EXERCISE DESCRIPTION >> Going through the material below, please gather all lines with the word "initials" in them.

SUPPLIED ENTRIES >>
------------------------

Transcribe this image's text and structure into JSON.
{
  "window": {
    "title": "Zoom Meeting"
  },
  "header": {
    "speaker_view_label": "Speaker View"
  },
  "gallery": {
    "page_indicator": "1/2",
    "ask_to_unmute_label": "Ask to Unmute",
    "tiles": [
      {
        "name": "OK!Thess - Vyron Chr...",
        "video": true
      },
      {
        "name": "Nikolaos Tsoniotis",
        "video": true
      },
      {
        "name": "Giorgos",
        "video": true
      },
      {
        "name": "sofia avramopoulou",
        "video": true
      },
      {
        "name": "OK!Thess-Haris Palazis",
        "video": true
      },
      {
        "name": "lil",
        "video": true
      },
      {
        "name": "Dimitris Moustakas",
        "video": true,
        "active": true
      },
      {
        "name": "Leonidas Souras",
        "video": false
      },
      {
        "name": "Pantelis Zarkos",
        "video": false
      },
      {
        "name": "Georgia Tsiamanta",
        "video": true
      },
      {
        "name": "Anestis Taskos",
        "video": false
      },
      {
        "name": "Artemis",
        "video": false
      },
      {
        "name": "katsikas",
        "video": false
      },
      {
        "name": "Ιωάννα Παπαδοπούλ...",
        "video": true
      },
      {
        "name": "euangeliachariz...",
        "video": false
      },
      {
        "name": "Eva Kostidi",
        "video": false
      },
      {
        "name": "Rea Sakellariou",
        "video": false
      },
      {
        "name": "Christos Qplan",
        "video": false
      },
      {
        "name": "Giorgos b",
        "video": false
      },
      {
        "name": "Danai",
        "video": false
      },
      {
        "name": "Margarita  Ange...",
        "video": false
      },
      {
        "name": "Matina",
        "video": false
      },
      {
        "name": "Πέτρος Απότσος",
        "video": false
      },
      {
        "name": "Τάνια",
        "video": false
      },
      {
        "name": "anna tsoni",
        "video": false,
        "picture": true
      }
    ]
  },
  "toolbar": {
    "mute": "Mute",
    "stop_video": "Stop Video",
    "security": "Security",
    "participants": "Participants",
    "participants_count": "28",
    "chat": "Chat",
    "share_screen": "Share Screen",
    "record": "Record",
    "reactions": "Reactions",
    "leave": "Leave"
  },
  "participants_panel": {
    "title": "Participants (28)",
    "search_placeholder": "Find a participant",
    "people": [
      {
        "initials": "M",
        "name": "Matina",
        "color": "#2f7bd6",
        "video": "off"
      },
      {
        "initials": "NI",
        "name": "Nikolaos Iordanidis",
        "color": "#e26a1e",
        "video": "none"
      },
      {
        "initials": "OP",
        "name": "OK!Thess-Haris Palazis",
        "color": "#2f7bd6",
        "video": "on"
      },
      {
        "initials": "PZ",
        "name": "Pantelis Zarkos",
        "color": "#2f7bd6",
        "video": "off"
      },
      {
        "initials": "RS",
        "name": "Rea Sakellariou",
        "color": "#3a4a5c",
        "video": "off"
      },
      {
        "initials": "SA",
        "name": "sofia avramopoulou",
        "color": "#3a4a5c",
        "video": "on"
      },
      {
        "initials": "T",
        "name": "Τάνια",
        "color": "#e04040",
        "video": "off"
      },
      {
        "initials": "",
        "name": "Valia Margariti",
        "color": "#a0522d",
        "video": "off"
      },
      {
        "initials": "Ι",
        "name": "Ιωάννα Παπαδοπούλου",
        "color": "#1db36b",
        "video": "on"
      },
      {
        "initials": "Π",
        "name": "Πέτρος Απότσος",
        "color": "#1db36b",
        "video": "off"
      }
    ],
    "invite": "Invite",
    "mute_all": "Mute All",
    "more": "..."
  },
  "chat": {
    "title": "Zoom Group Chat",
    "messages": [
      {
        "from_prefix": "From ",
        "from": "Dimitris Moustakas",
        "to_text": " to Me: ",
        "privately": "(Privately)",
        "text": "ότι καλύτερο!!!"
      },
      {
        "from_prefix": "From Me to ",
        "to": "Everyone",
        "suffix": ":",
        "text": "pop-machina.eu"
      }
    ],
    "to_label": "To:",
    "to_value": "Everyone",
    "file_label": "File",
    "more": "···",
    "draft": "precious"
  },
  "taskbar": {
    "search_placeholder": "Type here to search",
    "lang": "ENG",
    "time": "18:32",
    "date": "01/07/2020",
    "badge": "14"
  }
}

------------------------

EXERCISE RESULT >>
        "initials": "M",
        "initials": "NI",
        "initials": "OP",
        "initials": "PZ",
        "initials": "RS",
        "initials": "SA",
        "initials": "T",
        "initials": "",
        "initials": "Ι",
        "initials": "Π",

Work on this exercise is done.